However, it can also come with some risks, such as decreased flexibility and potential conflicts with other companies. When deciding whether to pursue vertical integration, it is important to consider how it will affect your business in both the short and long term. For instance, you should consider the financial implications of investing in new equipment or expanding operations. You should also take into account the potential for conflicts with existing suppliers or distributors.
Finally, you should assess the potential for increased control over production or distribution and whether it will be beneficial to your business. It is also important to consider the impact of vertical integration on your customer relationships. A successful vertical integration strategy should always be customer-centric. If your customers are not happy with the changes you make, they may take their business elsewhere. Therefore, it is important to assess the potential impact of vertical integration on customer relationships before making a final decision. Finally, it is important to evaluate the potential competitive advantages and disadvantages that vertical integration may bring.
For instance, vertical integration can help you gain a competitive edge by increasing control over production processes and cost savings.
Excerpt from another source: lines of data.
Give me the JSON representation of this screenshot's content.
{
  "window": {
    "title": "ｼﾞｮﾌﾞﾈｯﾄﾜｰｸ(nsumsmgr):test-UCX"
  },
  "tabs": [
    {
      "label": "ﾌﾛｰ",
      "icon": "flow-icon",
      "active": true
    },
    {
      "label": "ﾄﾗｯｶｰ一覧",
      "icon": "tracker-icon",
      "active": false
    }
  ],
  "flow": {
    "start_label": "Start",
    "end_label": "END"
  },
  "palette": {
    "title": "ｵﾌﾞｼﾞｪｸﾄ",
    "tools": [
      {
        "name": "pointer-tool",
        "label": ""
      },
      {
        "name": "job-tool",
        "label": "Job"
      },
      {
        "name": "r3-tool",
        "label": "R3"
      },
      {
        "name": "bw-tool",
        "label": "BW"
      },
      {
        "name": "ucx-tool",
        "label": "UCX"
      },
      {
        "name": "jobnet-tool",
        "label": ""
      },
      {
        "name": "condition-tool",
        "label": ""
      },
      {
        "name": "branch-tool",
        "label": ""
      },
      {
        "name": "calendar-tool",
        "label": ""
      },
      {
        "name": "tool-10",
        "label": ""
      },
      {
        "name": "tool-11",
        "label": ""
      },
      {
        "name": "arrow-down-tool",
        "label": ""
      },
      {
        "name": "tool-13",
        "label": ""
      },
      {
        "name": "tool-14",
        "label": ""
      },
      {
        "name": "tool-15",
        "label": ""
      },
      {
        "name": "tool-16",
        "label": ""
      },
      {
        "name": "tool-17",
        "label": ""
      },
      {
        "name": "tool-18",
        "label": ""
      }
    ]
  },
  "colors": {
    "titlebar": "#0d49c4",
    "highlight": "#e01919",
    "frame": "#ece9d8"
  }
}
However, it can also create barriers to entry for new competitors, which could limit your ability to compete in the long run. It is important to weigh both the advantages and disadvantages of vertical integration before making a final decision. In conclusion, vertical integration is a strategy that can provide many advantages for businesses, such as increased control over the production process and cost savings. However, there are also risks associated with vertical integration, such as increased overhead costs and reduced flexibility.
Before deciding if vertical integration is right for your business, it is important to consider all of the potential advantages and disadvantages and understand how it will affect your operations. Businesses should also carefully weigh the costs and benefits of integrating vertically and determine if it is the right strategy for their particular needs. Overall, vertical integration can be a powerful tool for businesses that want to reduce costs and gain more control over the production process. With careful planning and analysis, businesses can make informed decisions about whether or not vertical integration is the right choice for them.